Associations often think of social media channels simply as an outlet for distribution of content. But social media also is a treasure trove for sourcing ideas, gathering information and identifying new contributors.
Here are five ways associations in a variety of industries can leveraging social media to influence and shape their content strategies:
- Engage Contributors
The American Association of Sleep Technologists (AAST) relies on its social media channels to engage new contributors. Each month, AAST posts an open-ended question on a certain industry hot topic on its Facebook page, and based on the comments, the editorial committee reaches out to those who engaged in the conversation and asks them to contribute to an upcoming article.
- Combat Misinformation
By monitoring LinkedIn conversations and questions on its group page, as well as the pages of other industry groups, the American Association of Legal Nurse Consultants (AALNC) identified an opportunity to educate the industry on the difference between certificates and certifications.
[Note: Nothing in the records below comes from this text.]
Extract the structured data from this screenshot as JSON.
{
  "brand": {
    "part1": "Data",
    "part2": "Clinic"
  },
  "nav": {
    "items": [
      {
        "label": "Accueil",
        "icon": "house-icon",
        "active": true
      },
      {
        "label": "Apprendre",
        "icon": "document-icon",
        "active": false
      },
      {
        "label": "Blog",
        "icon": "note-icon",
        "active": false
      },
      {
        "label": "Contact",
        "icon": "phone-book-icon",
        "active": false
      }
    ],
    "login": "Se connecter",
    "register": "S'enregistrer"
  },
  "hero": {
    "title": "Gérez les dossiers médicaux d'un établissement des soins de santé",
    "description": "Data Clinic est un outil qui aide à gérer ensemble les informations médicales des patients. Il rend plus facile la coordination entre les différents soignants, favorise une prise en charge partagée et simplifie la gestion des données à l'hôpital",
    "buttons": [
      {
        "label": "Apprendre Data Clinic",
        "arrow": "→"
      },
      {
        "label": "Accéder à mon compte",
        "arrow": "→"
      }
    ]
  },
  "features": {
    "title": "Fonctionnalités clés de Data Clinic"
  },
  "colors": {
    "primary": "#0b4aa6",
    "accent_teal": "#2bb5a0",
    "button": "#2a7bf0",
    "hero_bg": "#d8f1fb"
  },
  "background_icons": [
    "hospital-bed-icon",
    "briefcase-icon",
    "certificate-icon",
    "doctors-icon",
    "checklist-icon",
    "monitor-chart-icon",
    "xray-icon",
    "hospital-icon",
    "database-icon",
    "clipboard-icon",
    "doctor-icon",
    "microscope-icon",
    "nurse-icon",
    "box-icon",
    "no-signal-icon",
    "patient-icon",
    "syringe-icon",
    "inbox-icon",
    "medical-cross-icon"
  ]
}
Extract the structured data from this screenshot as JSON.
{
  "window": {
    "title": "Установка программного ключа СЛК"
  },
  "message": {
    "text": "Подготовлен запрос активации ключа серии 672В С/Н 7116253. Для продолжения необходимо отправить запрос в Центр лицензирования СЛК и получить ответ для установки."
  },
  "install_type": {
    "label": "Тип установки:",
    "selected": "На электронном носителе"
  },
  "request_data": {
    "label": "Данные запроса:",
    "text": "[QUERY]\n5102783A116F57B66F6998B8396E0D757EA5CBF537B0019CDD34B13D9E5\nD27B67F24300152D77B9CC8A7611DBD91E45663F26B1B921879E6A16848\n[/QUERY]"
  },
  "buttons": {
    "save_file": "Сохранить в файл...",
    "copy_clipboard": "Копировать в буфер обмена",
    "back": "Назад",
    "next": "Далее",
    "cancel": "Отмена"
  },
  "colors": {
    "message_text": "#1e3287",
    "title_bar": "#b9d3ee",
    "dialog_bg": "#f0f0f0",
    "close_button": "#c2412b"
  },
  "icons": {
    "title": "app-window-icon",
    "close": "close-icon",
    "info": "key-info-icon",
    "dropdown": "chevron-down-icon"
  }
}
The organization then used the influence of board members to respond and inform when similar questions arose in other industry groups.
- Respond to Current News
When documentaries about Fyre Fest streamed on Netflix and Hulu, many events organizations saw a spike in chatter on their social media channels. Some of these organizations quickly posted articles with reactions to the practices seen in the documentaries.
- Identify Influencers
To represent a diverse group of members, associations can use social media to discover engaged followers—those who comment on or share your content regularly. Your association editorial staff or committee can then tap those new voices for leads, sources, and interviews on a variety of topics.
- Data-Driven Decisions
Social media channels also can change or inform your organization’s communications strategy. Use the data and conversations gathered from social media channels to help you make decisions about your strategy moving forward:
- What are members talking about?
- What are other industry groups discussing?
- Is there a topic you should be talking about because your members aren’t?
- Which conversations get the most engagement? Is it positive or negative?
- Track your website traffic and email stats regularly to identify trends.
- Understand your organization’s strategic goals and how content can support these areas.
- Know when to engage and when to move on.
Social media is a two-way street. Not only can you distribute your content through these channels, but you also can use them as a catalyst for developing new and interesting ways to use social media that relate to your organization’s mission and vision.
Ande Leslie is in the Marketing & Communication Services unit at Smithbucklin.